Fouillet, A, G Rey, V Wagner, K Laaidi, P Empereur-Bissonnet, A Le Tertre, P Frayssinet, et al. 2008. “Has the Impact of Heat Waves on Mortality Changed in France Since the European Heat Wave of Summer 2003? A Study of the 2006 Heat Wave.” International Journal of Epidemiology 37 (2): 309–17. https://doi.org/10.1093/ije/dym253.

Gneiting, Tilmann, and Adrian E. Raftery. 2007. “Strictly Proper Scoring Rules, Prediction, and Estimation.” Journal of the American Statistical Association 102 (477). [American Statistical Association, Taylor & Francis, Ltd.]: 359–78. https://doi.org/10.1198/016214506000001437.

Jordan, Alexander, Fabian Krüger, and Sebastian Lerch. 2019. “Evaluating Probabilistic Forecasts with scoringRules.” Journal of Statistical Software 90 (12): 1–37. https://doi.org/10.18637/jss.v090.i12.

Leon, David A, Vladimir M Shkolnikov, Liam Smeeth, Per Magnus, Markéta Pechholdová, and Christopher I Jarvis. 2020. “COVID-19: A Need for Real-Time Monitoring of Weekly Excess Deaths.” The Lancet 395 (10234): e81. https://doi.org/https://doi.org/10.1016/S0140-6736(20)30933-8.

Stasinopoulos, Mikis, and Robert Rigby. 2019. Gamlss.dist: Distributions for Generalized Additive Models for Location Scale and Shape. https://CRAN.R-project.org/package=gamlss.dist.

Umlauf, Nikolaus, Nadja Klein, Achim Zeileis, and Thorsten Simon. 2021. bamlss: Bayesian Additive Models for Location Scale and Shape (and Beyond). https://CRAN.R-project.org/package=bamlss.

Watanabe, Sumio. 2010. “Asymptotic Equivalence of Bayes Cross Validation and Widely Applicable Information Criterion in Singular Learning Theory.” The Journal of Machine Learning Research 11. JMLR. org: 3571–94.
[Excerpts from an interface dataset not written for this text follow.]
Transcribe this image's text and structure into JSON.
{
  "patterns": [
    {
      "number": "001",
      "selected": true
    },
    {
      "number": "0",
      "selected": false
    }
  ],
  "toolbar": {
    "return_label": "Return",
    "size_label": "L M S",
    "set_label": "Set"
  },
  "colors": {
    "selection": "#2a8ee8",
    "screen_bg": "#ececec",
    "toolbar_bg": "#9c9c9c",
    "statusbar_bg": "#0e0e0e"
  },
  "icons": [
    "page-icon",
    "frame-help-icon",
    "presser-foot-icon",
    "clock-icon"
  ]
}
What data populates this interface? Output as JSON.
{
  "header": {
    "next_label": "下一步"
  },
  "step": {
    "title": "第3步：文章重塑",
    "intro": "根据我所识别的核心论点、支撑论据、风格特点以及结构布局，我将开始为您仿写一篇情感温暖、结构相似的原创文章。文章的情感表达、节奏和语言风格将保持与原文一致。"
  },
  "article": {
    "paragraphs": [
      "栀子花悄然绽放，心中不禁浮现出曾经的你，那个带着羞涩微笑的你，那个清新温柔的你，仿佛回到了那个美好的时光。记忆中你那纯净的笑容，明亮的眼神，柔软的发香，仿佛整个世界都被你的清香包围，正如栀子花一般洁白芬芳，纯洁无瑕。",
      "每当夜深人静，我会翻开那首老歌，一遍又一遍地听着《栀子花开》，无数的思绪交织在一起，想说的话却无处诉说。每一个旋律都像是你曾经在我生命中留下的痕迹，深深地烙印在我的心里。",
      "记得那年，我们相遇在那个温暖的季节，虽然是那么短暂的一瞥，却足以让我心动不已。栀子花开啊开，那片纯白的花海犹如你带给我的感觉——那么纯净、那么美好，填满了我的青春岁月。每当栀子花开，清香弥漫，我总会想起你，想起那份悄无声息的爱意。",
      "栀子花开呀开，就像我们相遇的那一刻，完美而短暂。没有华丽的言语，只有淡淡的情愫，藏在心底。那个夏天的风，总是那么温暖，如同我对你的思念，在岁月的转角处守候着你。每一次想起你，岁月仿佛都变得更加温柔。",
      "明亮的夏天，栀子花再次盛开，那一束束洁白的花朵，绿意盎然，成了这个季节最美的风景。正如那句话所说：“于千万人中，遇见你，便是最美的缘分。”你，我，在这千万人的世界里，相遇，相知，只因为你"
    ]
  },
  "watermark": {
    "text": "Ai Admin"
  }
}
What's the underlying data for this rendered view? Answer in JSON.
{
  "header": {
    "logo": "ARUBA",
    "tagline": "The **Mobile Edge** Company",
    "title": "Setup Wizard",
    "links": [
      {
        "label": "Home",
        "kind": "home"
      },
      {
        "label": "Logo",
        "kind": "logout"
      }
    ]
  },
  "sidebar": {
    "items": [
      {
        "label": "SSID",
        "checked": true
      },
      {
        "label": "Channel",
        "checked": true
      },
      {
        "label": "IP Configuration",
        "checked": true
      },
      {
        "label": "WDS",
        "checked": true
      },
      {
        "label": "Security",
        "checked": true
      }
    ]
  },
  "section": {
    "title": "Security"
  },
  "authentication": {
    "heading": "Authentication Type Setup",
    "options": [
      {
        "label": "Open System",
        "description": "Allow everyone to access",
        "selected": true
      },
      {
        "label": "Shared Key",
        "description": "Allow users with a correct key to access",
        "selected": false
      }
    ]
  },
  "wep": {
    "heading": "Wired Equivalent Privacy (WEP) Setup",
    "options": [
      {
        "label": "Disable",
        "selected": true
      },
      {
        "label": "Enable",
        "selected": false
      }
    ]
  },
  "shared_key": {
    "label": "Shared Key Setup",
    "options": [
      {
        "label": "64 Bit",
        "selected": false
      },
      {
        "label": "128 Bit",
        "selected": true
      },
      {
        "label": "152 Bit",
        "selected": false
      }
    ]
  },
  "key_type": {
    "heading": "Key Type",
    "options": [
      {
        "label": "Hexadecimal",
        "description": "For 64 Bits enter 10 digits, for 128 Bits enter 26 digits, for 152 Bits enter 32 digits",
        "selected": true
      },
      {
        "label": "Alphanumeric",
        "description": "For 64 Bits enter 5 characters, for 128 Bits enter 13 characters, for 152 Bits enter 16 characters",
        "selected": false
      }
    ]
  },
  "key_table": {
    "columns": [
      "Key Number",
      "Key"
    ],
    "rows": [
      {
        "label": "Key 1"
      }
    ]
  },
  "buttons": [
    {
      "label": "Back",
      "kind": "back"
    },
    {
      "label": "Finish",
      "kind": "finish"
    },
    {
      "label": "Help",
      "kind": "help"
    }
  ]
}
Wood, S. N. 2020. mgcv: GAMs with Gcv/Aic/Reml Smoothness Estimation and Gamms by Pql. https://CRAN.R-project.org/package=mgcv.